Kyoshi's Technique of the Week

Technique of the Week (October 30th, 2006)

From Sensei Steve Lott, Go-Dan Midtown Karate Dojo
Ueshiro Shorin-Ryu Karate USA


Chambering the hands in Pinan Shodan

As a white belt we are taught proper chambering for blocks and punches. Sometimes during this learning period the instructor may ask the white belt to hold the chamber for a moment just to be certain that it is exactly where it should be.

But, once the proper chambering is learned, we then must strive to keep the arms in continuous motion during each technique, and not “hold” the chamber.

The opening move of Pinan Shodan begins with the combination chest block and head block.

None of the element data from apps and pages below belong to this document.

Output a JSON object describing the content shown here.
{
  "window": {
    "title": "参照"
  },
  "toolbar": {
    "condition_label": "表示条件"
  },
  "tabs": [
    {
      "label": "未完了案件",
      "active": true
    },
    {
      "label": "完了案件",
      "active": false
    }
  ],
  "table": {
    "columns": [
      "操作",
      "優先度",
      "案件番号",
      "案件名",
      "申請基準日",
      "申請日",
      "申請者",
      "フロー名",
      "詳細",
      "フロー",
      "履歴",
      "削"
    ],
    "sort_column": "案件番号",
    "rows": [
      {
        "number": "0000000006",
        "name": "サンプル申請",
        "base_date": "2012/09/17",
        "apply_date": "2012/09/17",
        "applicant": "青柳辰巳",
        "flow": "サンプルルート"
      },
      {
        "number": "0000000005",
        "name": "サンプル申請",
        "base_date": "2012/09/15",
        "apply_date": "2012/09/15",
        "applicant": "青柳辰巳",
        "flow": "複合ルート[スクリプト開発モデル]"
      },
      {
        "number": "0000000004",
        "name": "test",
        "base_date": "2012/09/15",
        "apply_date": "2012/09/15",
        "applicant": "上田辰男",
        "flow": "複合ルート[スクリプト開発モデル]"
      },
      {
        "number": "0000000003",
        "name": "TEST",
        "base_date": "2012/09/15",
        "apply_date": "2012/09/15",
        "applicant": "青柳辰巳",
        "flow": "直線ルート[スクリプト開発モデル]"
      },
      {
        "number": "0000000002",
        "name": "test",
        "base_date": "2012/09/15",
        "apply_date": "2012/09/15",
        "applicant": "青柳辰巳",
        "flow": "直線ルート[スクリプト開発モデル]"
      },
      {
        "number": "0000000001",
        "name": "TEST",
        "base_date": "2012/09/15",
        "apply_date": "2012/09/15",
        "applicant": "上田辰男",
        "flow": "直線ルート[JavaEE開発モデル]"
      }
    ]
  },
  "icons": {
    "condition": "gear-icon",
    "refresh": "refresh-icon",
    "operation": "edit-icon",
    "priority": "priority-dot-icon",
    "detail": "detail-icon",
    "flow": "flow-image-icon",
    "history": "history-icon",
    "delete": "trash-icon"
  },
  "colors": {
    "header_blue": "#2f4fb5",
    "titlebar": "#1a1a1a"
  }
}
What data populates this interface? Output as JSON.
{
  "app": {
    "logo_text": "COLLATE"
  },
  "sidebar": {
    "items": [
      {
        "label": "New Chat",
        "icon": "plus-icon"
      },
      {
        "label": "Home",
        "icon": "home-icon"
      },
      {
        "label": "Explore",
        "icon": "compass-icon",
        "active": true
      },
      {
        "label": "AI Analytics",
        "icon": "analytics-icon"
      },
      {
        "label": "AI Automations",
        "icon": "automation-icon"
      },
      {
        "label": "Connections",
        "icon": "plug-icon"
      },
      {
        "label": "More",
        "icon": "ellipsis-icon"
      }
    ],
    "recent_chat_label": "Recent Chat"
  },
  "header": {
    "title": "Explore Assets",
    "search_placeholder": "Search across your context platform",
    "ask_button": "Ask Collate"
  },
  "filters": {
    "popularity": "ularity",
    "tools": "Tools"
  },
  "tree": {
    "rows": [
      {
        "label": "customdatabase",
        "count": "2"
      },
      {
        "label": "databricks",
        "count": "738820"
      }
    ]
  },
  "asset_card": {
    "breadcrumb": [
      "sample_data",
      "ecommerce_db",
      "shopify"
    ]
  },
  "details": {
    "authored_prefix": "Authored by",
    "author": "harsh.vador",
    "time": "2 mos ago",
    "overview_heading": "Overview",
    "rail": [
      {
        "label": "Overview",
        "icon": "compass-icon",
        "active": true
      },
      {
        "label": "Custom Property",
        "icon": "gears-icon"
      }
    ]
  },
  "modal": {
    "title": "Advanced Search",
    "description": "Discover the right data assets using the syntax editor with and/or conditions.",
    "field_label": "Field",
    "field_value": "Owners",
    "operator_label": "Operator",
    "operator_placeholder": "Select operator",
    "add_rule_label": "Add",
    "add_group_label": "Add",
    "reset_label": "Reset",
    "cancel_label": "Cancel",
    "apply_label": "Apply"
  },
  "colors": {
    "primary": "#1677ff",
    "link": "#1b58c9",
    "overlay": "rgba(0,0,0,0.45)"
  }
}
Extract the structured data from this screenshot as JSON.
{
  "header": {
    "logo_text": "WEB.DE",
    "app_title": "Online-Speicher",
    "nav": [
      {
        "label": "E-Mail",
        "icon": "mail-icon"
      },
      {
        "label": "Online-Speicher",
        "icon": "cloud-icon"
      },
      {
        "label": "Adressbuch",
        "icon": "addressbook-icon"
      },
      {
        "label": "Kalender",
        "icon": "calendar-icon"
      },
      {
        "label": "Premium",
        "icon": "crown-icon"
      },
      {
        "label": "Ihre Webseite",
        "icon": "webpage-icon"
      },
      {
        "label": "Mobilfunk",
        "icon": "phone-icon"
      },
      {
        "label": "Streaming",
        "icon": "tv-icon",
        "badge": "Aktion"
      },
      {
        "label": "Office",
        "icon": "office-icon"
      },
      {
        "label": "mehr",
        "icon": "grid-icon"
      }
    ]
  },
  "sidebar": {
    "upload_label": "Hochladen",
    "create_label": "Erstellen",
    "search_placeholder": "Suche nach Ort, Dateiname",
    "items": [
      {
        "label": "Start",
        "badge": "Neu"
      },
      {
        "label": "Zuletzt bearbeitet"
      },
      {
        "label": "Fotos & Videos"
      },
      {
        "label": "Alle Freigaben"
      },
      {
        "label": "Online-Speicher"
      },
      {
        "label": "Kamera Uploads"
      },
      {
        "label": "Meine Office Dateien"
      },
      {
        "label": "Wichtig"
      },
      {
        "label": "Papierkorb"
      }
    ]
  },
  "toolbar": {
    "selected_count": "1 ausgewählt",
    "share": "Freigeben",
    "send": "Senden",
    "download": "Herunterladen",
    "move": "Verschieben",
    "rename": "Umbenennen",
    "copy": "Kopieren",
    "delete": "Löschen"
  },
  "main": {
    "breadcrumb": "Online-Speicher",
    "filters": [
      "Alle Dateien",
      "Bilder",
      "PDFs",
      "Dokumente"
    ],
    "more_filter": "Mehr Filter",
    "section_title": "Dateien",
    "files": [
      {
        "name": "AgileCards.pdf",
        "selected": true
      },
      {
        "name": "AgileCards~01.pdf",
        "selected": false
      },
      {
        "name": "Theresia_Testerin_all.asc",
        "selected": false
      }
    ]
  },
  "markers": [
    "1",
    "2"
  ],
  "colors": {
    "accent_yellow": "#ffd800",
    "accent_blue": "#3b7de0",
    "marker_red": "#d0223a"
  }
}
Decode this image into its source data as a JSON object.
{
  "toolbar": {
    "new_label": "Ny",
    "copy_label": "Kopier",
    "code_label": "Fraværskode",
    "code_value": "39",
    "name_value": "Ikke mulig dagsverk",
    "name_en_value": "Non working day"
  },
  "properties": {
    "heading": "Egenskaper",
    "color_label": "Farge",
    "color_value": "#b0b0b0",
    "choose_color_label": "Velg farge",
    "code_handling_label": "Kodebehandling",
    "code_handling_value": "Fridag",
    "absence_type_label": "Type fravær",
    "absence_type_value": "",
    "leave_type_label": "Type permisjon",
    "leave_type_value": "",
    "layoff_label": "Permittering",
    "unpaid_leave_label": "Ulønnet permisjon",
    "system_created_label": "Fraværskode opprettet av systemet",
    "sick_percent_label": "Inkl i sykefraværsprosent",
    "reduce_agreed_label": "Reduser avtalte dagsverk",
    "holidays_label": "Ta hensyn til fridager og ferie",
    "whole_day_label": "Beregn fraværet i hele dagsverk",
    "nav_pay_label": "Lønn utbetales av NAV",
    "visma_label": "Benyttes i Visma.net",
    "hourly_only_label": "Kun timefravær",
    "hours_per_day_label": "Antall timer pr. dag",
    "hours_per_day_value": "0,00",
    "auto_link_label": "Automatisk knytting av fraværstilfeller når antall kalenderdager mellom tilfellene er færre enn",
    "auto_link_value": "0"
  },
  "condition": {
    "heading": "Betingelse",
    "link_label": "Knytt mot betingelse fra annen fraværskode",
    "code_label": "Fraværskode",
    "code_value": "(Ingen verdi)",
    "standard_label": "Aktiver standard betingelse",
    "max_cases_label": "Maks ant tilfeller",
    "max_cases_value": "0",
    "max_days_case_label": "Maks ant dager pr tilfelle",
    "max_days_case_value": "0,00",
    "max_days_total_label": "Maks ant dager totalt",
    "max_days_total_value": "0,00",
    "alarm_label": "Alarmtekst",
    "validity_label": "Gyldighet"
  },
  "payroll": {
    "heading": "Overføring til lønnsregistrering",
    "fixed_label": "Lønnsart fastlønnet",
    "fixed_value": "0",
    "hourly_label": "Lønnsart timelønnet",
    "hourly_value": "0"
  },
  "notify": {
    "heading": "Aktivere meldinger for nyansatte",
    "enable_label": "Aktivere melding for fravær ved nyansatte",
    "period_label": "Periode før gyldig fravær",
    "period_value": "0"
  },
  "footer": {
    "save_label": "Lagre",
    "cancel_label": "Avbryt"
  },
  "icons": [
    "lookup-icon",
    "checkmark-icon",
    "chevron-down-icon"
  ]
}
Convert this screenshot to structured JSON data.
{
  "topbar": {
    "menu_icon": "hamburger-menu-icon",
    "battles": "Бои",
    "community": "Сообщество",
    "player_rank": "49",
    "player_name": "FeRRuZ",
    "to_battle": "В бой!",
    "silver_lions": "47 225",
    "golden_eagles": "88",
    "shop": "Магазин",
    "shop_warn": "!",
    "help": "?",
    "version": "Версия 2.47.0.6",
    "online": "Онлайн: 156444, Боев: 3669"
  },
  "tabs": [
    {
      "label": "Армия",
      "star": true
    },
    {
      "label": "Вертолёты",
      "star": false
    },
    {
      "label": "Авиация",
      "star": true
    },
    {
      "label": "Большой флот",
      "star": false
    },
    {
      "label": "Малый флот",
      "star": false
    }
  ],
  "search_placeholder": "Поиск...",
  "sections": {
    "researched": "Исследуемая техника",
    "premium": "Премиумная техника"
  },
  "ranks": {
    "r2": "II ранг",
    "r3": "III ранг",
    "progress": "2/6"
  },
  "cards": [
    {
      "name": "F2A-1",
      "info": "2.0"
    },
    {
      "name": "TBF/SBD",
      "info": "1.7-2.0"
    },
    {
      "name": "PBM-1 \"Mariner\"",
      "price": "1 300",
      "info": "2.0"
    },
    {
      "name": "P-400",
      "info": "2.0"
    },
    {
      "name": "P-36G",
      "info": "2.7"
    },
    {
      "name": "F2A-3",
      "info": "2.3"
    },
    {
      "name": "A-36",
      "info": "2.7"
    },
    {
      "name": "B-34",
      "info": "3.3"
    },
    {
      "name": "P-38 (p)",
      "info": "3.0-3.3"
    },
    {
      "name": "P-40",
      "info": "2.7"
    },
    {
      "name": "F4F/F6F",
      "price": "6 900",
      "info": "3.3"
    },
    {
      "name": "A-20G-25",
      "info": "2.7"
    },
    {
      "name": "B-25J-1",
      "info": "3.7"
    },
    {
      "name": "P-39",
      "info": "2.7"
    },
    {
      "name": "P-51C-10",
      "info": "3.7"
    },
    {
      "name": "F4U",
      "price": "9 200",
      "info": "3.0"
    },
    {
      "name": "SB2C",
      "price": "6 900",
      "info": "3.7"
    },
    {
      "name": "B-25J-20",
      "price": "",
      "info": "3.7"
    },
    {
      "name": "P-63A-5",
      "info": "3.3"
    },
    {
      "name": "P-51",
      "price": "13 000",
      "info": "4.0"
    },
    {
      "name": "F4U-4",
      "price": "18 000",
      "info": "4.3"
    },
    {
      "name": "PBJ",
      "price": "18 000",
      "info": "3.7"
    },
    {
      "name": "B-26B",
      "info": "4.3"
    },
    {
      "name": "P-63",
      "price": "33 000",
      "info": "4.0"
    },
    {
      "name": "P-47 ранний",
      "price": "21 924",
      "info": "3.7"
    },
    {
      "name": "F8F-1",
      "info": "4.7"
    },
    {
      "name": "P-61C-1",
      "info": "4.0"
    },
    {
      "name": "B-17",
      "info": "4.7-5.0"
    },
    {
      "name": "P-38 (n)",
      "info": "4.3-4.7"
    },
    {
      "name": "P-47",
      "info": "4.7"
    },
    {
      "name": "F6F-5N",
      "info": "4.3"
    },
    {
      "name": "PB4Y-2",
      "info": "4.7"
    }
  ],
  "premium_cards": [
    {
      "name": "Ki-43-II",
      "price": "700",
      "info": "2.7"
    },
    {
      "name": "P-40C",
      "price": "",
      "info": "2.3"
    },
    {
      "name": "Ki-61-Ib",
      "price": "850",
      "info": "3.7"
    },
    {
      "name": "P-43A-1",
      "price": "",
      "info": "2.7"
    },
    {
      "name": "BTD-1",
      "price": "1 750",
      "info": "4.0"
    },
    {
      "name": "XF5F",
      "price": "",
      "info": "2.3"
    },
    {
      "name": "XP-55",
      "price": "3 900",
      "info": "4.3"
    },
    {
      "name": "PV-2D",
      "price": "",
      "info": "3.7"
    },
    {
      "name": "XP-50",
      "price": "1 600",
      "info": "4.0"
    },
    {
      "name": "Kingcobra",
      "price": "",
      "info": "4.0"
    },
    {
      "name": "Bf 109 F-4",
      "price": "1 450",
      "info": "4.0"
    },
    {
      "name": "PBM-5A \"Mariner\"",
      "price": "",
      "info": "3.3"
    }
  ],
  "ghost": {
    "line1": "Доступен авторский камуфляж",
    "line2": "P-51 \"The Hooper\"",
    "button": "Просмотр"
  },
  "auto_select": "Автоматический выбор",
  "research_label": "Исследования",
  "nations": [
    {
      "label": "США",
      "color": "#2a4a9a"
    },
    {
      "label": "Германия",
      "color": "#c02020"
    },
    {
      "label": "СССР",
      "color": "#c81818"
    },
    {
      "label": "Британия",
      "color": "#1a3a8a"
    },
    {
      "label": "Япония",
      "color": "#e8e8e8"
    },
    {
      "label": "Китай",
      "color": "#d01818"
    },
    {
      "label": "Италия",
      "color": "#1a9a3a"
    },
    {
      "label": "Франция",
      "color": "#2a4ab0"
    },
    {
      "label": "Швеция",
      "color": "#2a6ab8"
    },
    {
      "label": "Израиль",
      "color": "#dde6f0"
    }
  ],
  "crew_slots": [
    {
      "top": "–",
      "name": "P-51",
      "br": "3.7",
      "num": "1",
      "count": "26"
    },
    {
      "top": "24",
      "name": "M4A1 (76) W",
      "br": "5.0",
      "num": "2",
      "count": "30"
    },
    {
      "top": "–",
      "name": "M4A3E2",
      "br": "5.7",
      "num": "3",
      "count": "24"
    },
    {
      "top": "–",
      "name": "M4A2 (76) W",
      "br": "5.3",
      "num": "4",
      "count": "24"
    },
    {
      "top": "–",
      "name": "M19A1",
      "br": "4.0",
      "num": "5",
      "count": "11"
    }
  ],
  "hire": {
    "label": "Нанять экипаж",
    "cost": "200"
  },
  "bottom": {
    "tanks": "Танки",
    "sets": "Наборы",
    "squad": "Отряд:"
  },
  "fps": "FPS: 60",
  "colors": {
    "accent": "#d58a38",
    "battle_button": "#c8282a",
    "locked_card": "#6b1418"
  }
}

One common error in this opening move is to chamber the hands too quickly and thus have them waiting in the chambered position while the right foot is still moving to its proper place.

There is another common error. In addition to the hands “waiting” in the chamber they are not in line with the attacker. If the hands are positioned too far back in the chamber they must travel “around” the body in order to complete the move. This occurs most often when the shoulders turn in the direction of the chamber instead of keeping them locked in place and perpendicular to the attacker.

Think about what happens if the hands are chambered too quickly and the shoulders turn as well. Once the right foot lands in its proper position the hands may then be released. But if the shoulder turns, the hands are then chambered too far back on the right side, the hands must then travel “around” the body in order to block the attacks. Remember also that if this happens it means that the left arm is too far to the right which exposes the left rib to attack.

Timing is the key to properly executing this opening move. Try the following instead. Be certain to have the right foot move first. Time the opening move so that the right foot lands a split second before the hands reach the chamber. Keep the shoulders perpendicular to the attacker and you will find the hands more in line with the attacker.

This all applies even more to the third move. Everyone chambers much too early here. Because this turn is 180 degrees, if the hands are chambered too early, that hands must travel completely around the body in order to block the attack. In this move it is important to step first and turn the body toward the opponent as the hands are moving to the chamber so that the chamber is in line with the opponent. Then when the move is executed the hands move in a straight line from the chamber to their final position.

Timing is the key to perfect the proper execution of these blocks.


Steve Lott